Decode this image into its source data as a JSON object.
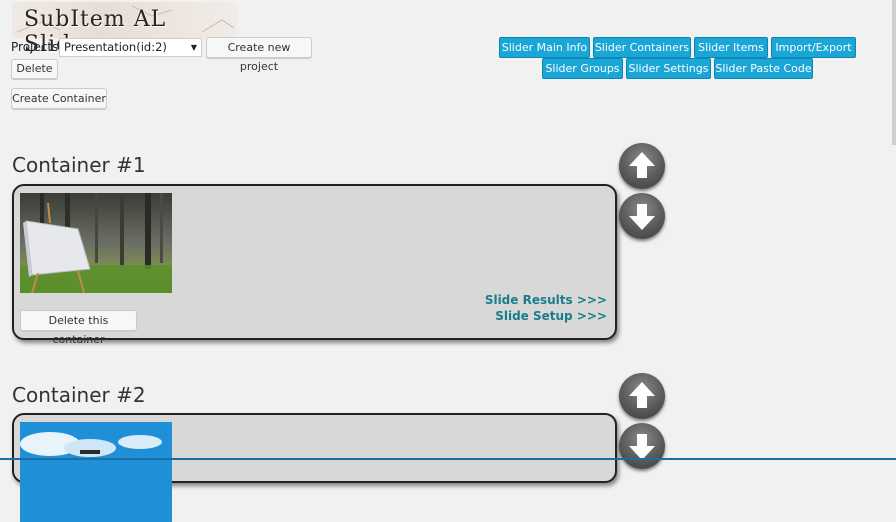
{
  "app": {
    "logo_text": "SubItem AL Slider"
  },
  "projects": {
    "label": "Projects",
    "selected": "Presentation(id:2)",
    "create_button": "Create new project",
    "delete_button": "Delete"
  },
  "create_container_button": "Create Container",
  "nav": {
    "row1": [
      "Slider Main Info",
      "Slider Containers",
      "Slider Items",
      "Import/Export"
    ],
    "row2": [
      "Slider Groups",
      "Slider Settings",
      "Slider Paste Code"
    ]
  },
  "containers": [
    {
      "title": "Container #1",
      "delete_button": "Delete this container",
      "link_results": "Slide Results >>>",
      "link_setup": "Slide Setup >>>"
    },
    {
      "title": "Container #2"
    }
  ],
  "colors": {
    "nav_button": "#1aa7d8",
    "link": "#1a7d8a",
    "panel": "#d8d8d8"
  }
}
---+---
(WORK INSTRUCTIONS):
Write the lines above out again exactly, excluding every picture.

(FINISHED TASK):
Decode this image into its source data as a JSON object.
{
  "app": {
    "logo_text": "SubItem AL Slider"
  },
  "projects": {
    "label": "Projects",
    "selected": "Presentation(id:2)",
    "create_button": "Create new project",
    "delete_button": "Delete"
  },
  "create_container_button": "Create Container",
  "nav": {
    "row1": [
      "Slider Main Info",
      "Slider Containers",
      "Slider Items",
      "Import/Export"
    ],
    "row2": [
      "Slider Groups",
      "Slider Settings",
      "Slider Paste Code"
    ]
  },
  "containers": [
    {
      "title": "Container #1",
      "delete_button": "Delete this container",
      "link_results": "Slide Results >>>",
      "link_setup": "Slide Setup >>>"
    },
    {
      "title": "Container #2"
    }
  ],
  "colors": {
    "nav_button": "#1aa7d8",
    "link": "#1a7d8a",
    "panel": "#d8d8d8"
  }
}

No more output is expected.